Source information Block Start
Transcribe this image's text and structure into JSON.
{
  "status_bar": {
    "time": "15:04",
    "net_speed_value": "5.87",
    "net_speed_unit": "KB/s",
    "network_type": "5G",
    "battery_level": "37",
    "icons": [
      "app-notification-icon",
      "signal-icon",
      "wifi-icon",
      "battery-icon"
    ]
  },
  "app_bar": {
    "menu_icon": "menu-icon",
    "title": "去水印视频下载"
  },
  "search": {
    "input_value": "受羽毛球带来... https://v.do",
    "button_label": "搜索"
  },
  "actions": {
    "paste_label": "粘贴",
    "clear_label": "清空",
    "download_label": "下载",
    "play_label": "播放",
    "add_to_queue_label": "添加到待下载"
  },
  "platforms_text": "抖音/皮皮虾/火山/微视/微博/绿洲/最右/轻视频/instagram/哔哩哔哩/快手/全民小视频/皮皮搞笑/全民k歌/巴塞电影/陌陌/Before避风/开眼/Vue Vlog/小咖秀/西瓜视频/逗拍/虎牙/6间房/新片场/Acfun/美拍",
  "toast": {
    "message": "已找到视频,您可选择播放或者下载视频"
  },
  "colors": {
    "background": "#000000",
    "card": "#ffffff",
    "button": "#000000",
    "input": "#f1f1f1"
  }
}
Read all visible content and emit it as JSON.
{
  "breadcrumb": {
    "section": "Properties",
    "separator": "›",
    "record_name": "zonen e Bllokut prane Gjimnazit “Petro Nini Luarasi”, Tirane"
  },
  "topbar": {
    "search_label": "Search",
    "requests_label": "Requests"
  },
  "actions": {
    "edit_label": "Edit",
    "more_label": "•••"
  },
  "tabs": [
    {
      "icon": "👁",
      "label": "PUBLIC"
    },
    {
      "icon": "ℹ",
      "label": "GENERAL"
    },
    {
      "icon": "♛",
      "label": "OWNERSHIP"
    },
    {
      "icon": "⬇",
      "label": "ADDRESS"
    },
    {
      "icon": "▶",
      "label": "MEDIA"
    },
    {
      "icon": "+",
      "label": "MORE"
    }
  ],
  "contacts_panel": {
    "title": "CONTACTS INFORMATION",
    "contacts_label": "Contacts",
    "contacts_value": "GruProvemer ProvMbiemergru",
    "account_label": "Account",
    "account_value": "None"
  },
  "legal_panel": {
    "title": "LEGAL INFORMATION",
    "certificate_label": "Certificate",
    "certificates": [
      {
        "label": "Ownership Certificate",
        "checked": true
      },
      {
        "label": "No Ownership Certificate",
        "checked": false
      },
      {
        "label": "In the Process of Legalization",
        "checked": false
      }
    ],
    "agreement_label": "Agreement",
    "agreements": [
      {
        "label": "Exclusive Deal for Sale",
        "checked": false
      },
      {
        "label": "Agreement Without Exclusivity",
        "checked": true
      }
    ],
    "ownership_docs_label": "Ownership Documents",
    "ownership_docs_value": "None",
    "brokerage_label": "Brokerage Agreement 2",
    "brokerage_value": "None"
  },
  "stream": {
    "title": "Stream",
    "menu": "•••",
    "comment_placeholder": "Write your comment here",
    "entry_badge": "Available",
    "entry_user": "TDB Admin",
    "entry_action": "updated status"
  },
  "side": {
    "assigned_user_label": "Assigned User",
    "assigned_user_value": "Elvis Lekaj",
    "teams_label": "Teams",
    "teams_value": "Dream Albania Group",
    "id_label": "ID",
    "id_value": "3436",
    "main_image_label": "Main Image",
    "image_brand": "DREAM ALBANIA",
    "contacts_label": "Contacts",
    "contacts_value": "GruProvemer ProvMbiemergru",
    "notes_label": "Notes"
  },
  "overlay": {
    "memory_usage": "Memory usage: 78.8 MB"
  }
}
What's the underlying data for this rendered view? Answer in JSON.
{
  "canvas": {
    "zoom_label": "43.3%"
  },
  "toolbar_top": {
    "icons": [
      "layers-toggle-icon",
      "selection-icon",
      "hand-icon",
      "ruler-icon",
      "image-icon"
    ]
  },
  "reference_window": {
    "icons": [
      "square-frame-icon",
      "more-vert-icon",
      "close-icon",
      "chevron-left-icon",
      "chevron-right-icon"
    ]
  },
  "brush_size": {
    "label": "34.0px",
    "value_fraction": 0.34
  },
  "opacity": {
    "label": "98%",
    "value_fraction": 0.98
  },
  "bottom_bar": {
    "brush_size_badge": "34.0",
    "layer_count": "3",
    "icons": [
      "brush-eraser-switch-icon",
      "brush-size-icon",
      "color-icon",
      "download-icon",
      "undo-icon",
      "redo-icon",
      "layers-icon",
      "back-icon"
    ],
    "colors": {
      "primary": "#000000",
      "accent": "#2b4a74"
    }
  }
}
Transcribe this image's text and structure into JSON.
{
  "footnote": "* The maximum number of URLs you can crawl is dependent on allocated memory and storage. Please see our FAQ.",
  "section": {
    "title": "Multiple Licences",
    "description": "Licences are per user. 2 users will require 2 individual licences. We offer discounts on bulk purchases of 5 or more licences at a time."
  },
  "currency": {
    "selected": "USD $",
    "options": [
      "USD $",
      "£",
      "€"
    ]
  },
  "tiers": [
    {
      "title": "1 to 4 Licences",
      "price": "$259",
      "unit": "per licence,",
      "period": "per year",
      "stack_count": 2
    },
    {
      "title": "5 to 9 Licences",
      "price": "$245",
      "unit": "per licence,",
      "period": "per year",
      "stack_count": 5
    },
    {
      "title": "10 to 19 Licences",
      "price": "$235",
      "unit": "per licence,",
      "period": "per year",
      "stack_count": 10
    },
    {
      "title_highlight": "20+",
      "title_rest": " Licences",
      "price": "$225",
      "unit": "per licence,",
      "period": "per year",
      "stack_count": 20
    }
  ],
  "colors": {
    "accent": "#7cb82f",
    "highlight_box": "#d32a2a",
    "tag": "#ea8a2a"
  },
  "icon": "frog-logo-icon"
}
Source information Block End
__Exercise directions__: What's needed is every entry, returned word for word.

__Expected output__:
Transcribe this image's text and structure into JSON.
{
  "status_bar": {
    "time": "15:04",
    "net_speed_value": "5.87",
    "net_speed_unit": "KB/s",
    "network_type": "5G",
    "battery_level": "37",
    "icons": [
      "app-notification-icon",
      "signal-icon",
      "wifi-icon",
      "battery-icon"
    ]
  },
  "app_bar": {
    "menu_icon": "menu-icon",
    "title": "去水印视频下载"
  },
  "search": {
    "input_value": "受羽毛球带来... https://v.do",
    "button_label": "搜索"
  },
  "actions": {
    "paste_label": "粘贴",
    "clear_label": "清空",
    "download_label": "下载",
    "play_label": "播放",
    "add_to_queue_label": "添加到待下载"
  },
  "platforms_text": "抖音/皮皮虾/火山/微视/微博/绿洲/最右/轻视频/instagram/哔哩哔哩/快手/全民小视频/皮皮搞笑/全民k歌/巴塞电影/陌陌/Before避风/开眼/Vue Vlog/小咖秀/西瓜视频/逗拍/虎牙/6间房/新片场/Acfun/美拍",
  "toast": {
    "message": "已找到视频,您可选择播放或者下载视频"
  },
  "colors": {
    "background": "#000000",
    "card": "#ffffff",
    "button": "#000000",
    "input": "#f1f1f1"
  }
}
Read all visible content and emit it as JSON.
{
  "breadcrumb": {
    "section": "Properties",
    "separator": "›",
    "record_name": "zonen e Bllokut prane Gjimnazit “Petro Nini Luarasi”, Tirane"
  },
  "topbar": {
    "search_label": "Search",
    "requests_label": "Requests"
  },
  "actions": {
    "edit_label": "Edit",
    "more_label": "•••"
  },
  "tabs": [
    {
      "icon": "👁",
      "label": "PUBLIC"
    },
    {
      "icon": "ℹ",
      "label": "GENERAL"
    },
    {
      "icon": "♛",
      "label": "OWNERSHIP"
    },
    {
      "icon": "⬇",
      "label": "ADDRESS"
    },
    {
      "icon": "▶",
      "label": "MEDIA"
    },
    {
      "icon": "+",
      "label": "MORE"
    }
  ],
  "contacts_panel": {
    "title": "CONTACTS INFORMATION",
    "contacts_label": "Contacts",
    "contacts_value": "GruProvemer ProvMbiemergru",
    "account_label": "Account",
    "account_value": "None"
  },
  "legal_panel": {
    "title": "LEGAL INFORMATION",
    "certificate_label": "Certificate",
    "certificates": [
      {
        "label": "Ownership Certificate",
        "checked": true
      },
      {
        "label": "No Ownership Certificate",
        "checked": false
      },
      {
        "label": "In the Process of Legalization",
        "checked": false
      }
    ],
    "agreement_label": "Agreement",
    "agreements": [
      {
        "label": "Exclusive Deal for Sale",
        "checked": false
      },
      {
        "label": "Agreement Without Exclusivity",
        "checked": true
      }
    ],
    "ownership_docs_label": "Ownership Documents",
    "ownership_docs_value": "None",
    "brokerage_label": "Brokerage Agreement 2",
    "brokerage_value": "None"
  },
  "stream": {
    "title": "Stream",
    "menu": "•••",
    "comment_placeholder": "Write your comment here",
    "entry_badge": "Available",
    "entry_user": "TDB Admin",
    "entry_action": "updated status"
  },
  "side": {
    "assigned_user_label": "Assigned User",
    "assigned_user_value": "Elvis Lekaj",
    "teams_label": "Teams",
    "teams_value": "Dream Albania Group",
    "id_label": "ID",
    "id_value": "3436",
    "main_image_label": "Main Image",
    "image_brand": "DREAM ALBANIA",
    "contacts_label": "Contacts",
    "contacts_value": "GruProvemer ProvMbiemergru",
    "notes_label": "Notes"
  },
  "overlay": {
    "memory_usage": "Memory usage: 78.8 MB"
  }
}
What's the underlying data for this rendered view? Answer in JSON.
{
  "canvas": {
    "zoom_label": "43.3%"
  },
  "toolbar_top": {
    "icons": [
      "layers-toggle-icon",
      "selection-icon",
      "hand-icon",
      "ruler-icon",
      "image-icon"
    ]
  },
  "reference_window": {
    "icons": [
      "square-frame-icon",
      "more-vert-icon",
      "close-icon",
      "chevron-left-icon",
      "chevron-right-icon"
    ]
  },
  "brush_size": {
    "label": "34.0px",
    "value_fraction": 0.34
  },
  "opacity": {
    "label": "98%",
    "value_fraction": 0.98
  },
  "bottom_bar": {
    "brush_size_badge": "34.0",
    "layer_count": "3",
    "icons": [
      "brush-eraser-switch-icon",
      "brush-size-icon",
      "color-icon",
      "download-icon",
      "undo-icon",
      "redo-icon",
      "layers-icon",
      "back-icon"
    ],
    "colors": {
      "primary": "#000000",
      "accent": "#2b4a74"
    }
  }
}
Transcribe this image's text and structure into JSON.
{
  "footnote": "* The maximum number of URLs you can crawl is dependent on allocated memory and storage. Please see our FAQ.",
  "section": {
    "title": "Multiple Licences",
    "description": "Licences are per user. 2 users will require 2 individual licences. We offer discounts on bulk purchases of 5 or more licences at a time."
  },
  "currency": {
    "selected": "USD $",
    "options": [
      "USD $",
      "£",
      "€"
    ]
  },
  "tiers": [
    {
      "title": "1 to 4 Licences",
      "price": "$259",
      "unit": "per licence,",
      "period": "per year",
      "stack_count": 2
    },
    {
      "title": "5 to 9 Licences",
      "price": "$245",
      "unit": "per licence,",
      "period": "per year",
      "stack_count": 5
    },
    {
      "title": "10 to 19 Licences",
      "price": "$235",
      "unit": "per licence,",
      "period": "per year",
      "stack_count": 10
    },
    {
      "title_highlight": "20+",
      "title_rest": " Licences",
      "price": "$225",
      "unit": "per licence,",
      "period": "per year",
      "stack_count": 20
    }
  ],
  "colors": {
    "accent": "#7cb82f",
    "highlight_box": "#d32a2a",
    "tag": "#ea8a2a"
  },
  "icon": "frog-logo-icon"
}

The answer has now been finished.